Old school, tried and true technology? Probably great support in the community, lots of documentation, minimal bugs. But doing something modern might be clunkier than the latest and greatest, and you may not be able to take advantage of the newest performance and features that a modern approach offers.
Everything you work on is one if statement away from crashing
Most things feel duck taped together. No matter how large your scale is, how smart your colleagues are or how much money your product is making. It's not always a bad thing, unless you're terrified to break things every time you make a change or your user's data is at risk.
This is why automated and manual testing is so valuable. Especially using the product yourself all the time if possible. the faster you find the edge cases, limitations and bugs, the better. it's always better to find and fix things before your users do.
Always be cautious when touching production code for this reason. Especially risky things are find and replace, removing functionality that spans across the application, or touching areas that aren't well understood or tested. Double your caution and testing on these changes.
Avoid judging those who wrote code before you
Related to the last point, the code you're working on has probably made the company money and provided value. If it hasn't, it probably was something that needed to be validated by building it first and it was the right thing to do. Maybe not, but you only know what you know and just because you have hindsight now, always remember that the information you have now likely wasn't available at the time this was being built.
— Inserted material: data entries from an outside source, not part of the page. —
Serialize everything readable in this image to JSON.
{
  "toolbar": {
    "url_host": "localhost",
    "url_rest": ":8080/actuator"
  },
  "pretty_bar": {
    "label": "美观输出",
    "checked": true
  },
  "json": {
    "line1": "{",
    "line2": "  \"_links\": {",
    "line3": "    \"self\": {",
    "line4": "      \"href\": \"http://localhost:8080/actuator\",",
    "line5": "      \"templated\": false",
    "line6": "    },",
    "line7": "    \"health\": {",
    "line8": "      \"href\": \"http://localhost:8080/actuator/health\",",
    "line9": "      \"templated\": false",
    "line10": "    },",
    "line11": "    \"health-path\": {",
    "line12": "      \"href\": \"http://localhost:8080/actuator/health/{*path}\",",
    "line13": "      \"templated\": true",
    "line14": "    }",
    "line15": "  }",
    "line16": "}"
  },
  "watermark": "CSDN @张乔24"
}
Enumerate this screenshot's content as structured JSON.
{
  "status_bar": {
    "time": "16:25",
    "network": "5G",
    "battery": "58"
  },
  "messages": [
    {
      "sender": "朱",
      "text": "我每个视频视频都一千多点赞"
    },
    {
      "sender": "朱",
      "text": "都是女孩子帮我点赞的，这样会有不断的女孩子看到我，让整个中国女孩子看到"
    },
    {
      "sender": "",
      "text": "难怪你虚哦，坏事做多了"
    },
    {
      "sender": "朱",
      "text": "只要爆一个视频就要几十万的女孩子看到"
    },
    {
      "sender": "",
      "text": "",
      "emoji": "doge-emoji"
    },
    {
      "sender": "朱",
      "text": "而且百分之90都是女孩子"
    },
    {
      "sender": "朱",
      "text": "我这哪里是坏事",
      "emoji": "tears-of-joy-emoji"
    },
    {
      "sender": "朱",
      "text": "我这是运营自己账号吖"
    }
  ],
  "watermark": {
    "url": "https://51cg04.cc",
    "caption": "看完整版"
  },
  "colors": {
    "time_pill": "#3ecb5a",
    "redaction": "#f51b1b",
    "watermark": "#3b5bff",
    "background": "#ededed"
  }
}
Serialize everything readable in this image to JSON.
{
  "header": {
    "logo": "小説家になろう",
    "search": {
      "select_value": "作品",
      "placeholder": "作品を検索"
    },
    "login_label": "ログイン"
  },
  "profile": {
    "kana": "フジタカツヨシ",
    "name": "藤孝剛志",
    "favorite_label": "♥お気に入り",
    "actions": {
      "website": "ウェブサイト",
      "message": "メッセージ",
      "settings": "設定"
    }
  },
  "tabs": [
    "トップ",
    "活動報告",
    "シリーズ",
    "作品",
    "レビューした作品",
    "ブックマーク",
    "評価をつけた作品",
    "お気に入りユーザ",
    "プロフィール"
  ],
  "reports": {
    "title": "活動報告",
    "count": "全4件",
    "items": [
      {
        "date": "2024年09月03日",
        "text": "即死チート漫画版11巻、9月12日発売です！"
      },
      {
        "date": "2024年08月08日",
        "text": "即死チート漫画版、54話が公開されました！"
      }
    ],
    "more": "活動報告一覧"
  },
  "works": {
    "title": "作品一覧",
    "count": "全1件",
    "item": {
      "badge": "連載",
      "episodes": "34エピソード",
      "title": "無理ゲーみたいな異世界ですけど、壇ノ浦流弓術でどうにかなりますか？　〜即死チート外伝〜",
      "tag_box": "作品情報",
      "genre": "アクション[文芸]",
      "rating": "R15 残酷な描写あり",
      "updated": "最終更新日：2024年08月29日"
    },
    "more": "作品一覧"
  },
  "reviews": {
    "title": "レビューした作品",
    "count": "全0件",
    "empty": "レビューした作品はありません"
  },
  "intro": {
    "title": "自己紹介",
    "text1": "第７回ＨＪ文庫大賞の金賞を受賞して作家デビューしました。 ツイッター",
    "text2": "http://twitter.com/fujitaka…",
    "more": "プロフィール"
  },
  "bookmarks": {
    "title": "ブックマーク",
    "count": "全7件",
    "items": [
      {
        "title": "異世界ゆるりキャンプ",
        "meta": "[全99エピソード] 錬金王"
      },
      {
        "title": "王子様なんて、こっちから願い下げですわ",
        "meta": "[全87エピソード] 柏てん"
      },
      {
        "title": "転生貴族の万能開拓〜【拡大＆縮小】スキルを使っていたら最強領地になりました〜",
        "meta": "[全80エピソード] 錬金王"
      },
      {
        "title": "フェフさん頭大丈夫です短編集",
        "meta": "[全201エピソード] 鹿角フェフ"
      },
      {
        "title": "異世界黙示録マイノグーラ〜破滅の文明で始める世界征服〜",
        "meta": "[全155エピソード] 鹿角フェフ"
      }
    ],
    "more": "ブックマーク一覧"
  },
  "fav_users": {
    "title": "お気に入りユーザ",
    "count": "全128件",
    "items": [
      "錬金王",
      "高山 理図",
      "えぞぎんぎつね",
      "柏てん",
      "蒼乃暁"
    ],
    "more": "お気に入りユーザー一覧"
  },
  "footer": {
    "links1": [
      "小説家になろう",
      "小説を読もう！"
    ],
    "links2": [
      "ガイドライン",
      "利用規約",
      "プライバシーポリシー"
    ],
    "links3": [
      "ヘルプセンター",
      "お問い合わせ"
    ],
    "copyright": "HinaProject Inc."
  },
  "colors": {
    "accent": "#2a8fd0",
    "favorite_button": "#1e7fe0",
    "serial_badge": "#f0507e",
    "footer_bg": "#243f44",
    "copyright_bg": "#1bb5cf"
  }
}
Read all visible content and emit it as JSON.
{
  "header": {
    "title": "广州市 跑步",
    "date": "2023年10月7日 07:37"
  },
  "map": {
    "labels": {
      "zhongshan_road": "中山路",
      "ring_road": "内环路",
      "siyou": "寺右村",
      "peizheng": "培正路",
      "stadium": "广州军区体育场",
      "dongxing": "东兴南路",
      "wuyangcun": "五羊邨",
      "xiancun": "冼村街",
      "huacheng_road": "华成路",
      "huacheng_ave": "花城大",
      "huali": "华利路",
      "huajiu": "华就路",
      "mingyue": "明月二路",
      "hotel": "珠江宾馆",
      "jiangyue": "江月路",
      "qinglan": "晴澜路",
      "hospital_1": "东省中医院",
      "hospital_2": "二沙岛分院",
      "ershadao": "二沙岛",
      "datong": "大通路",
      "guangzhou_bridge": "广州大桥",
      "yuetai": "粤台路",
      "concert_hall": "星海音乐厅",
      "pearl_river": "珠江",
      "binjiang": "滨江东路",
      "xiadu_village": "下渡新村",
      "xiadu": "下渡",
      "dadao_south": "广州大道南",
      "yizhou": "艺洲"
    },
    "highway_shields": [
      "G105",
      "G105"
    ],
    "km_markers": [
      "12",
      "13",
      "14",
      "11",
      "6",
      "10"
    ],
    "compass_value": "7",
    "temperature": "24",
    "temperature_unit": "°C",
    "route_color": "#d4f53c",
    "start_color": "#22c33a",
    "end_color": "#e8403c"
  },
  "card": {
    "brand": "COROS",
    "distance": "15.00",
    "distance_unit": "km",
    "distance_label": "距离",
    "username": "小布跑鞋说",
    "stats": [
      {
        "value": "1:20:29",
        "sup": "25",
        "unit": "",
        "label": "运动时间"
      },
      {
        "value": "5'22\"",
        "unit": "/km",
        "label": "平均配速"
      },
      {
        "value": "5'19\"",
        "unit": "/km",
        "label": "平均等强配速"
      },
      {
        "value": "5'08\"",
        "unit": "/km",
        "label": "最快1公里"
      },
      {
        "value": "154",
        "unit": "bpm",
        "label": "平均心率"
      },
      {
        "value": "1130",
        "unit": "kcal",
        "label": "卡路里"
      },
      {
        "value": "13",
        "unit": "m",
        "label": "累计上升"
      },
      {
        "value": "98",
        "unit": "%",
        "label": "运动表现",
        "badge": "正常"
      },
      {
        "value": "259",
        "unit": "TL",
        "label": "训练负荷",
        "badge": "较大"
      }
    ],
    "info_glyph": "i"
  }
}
I'm also pretty sure that you hate code that you wrote yourself. Even if just from a few weeks ago! Generally speaking, everyone is constantly learning, doing the best they can with the information they have at the time. This is where documentation on architecture design and decisions is so important. You only know what you know right now and waiting too long is almost always worse than starting something now. This last statement is arguable, but especially in a startup world, moving fast is sometimes even more important than the quality of the product. At least in the beginning.
To do something right, it helps to build it 3 times
Rather than thinking through the perfect way to do something for a month, I'd argue that spending a month rebuilding the feature over and over is more valuable time spent. It reminds me of the anecdotal story of the teacher that told half of the class to get a grade was to make as many clay pots as possible. The other half was to make the best quality pots they could. Skip to the end and the students that had the best quality pots were the ones that made the most. By a long shot.
Don't rush into things just to follow some anecdotal story, but don't spend a ton of time diving too deep into the weeds without actually just getting your hands dirty.
Hope you enjoyed! I'll probably have more posts like this as the years go by and I learn more. But for now, these informal tenets help guide me from 9-5. Enjoy, and happy coding. SL